Updated Wed, Nov 30, 2011 3:07 pm
The Ohio Department of Natural Resources delivered its final recommendation report on exotic animal regulations to the Governor's office today, but the report does not make a recommendation on what should happen to animals taken by the state from casual owners that cannot be placed at a zoo or other animal facility.
ODNR Director James Zehringer and Ohio Department of Agriculture Interim Director Tony Forshey held a conference call with reporters today.
Zehringer says if the recommendations are put into law by the legislature, it places tough restrictions on exotic animal ownership in the Buckeye State.

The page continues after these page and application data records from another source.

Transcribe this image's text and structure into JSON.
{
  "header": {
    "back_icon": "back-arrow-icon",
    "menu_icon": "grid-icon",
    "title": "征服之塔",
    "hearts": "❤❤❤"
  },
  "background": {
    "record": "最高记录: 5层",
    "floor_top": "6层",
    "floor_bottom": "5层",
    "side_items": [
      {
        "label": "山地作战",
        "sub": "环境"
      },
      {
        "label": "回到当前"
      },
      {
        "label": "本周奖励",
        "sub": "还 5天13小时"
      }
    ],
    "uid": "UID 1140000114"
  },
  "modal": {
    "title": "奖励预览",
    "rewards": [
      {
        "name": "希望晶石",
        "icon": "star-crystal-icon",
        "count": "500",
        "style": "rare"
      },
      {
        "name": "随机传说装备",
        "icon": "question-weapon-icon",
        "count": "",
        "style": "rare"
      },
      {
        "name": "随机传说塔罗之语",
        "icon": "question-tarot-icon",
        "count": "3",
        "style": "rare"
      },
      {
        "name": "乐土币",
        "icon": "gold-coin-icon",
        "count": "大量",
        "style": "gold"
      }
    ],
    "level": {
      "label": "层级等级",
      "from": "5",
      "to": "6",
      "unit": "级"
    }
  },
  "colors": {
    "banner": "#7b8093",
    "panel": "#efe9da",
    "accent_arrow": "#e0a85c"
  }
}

"This report recommends banning all casual ownership of these animal species and does not include a grandfather clause. The only entities that should possess these restricted species are zoos, sanctuaries, research facilities and circuses," says Zehringer.
The proposal asks the ban go into effect January 1, 2014.

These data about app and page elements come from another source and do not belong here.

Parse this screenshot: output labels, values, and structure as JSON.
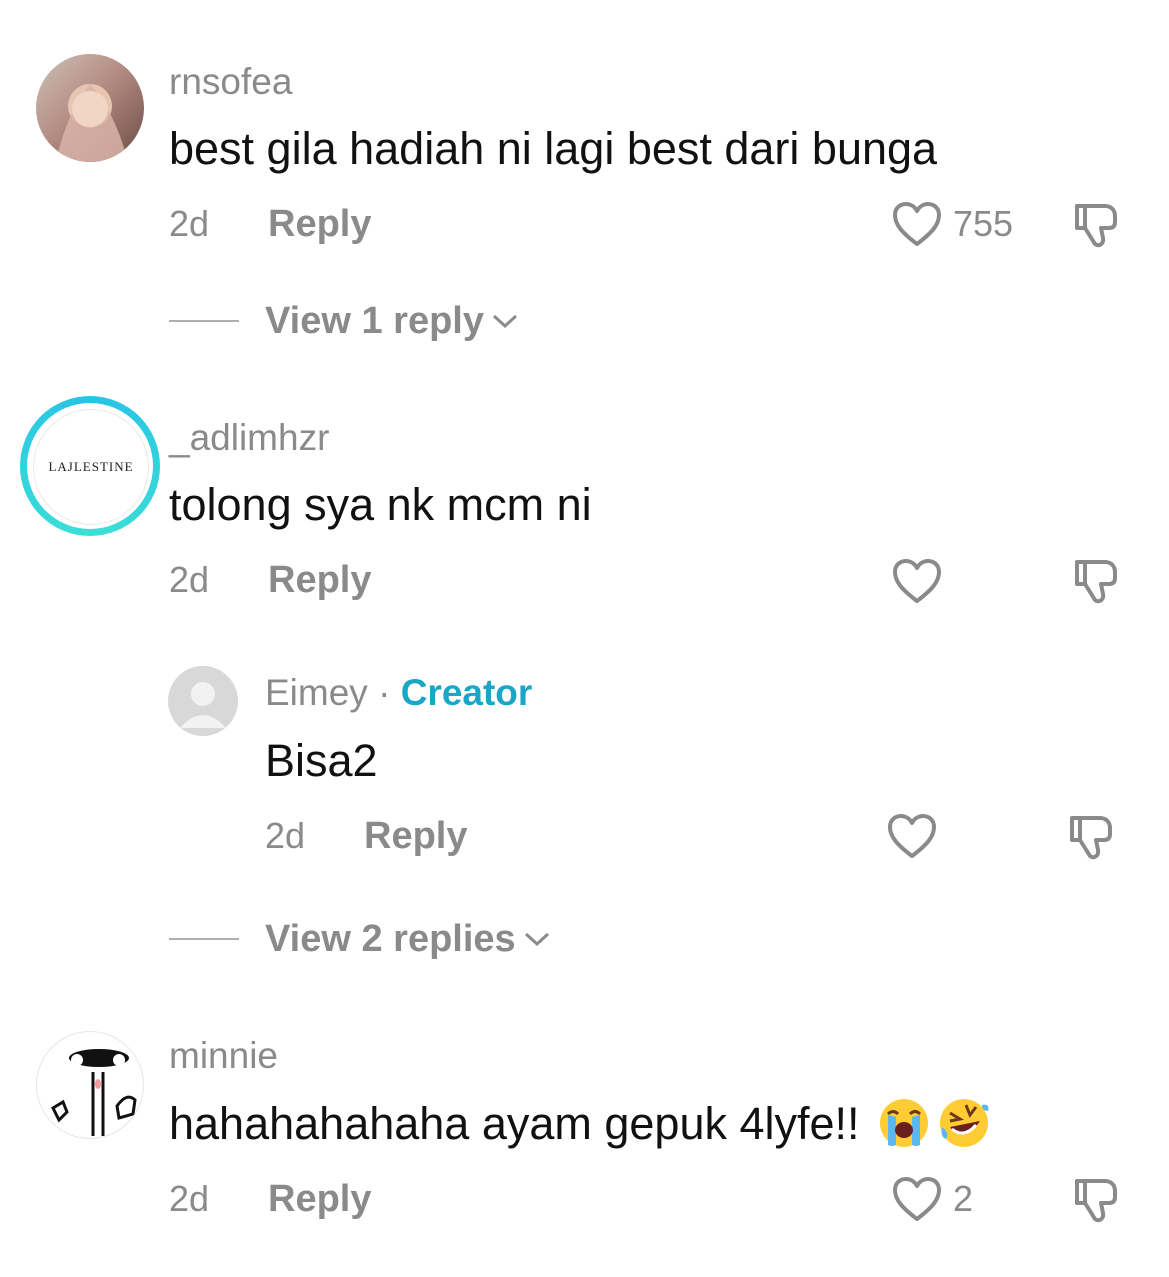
{
  "comments": [
    {
      "username": "rnsofea",
      "text": "best gila hadiah ni lagi best dari bunga",
      "time": "2d",
      "reply_label": "Reply",
      "likes": "755",
      "view_replies": "View 1 reply"
    },
    {
      "username": "_adlimhzr",
      "avatar_text": "LAJLESTINE",
      "text": "tolong sya nk mcm ni",
      "time": "2d",
      "reply_label": "Reply",
      "likes": "",
      "reply": {
        "username": "Eimey",
        "separator": " · ",
        "badge": "Creator",
        "text": "Bisa2",
        "time": "2d",
        "reply_label": "Reply"
      },
      "view_replies": "View 2 replies"
    },
    {
      "username": "minnie",
      "text": "hahahahahaha ayam gepuk 4lyfe!!",
      "emojis": [
        "loudly-crying-face",
        "rolling-on-floor-laughing"
      ],
      "time": "2d",
      "reply_label": "Reply",
      "likes": "2"
    }
  ],
  "colors": {
    "creator": "#1aa6c7",
    "muted": "#8a8a8a",
    "story_ring": "#29c6e8"
  }
}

Officials say they want to give casual exotic animal owners time to find a new home for the animals.
Once the legislation is passed, the owners would have to follow strict guidelines for keeping the animals, until they can find a place for them to go.
Forshey says the state will also help the owners try to find a home for the animals before the 2014 deadline.
"It's our intent to go through all the resources including zoos and sanctuaries, throughout the country actually, to work to assist people to get these animals placed," says Forshey.
But Forshey says the report does not make a recommendation as to what should be done with animals that can't be placed.
He says that will be for the legislature to decide.
Forshey also says that they have no idea how many exotic animal owners there are in the state, but he believes his team of 24 field inspectors will be able to enforce the regulations.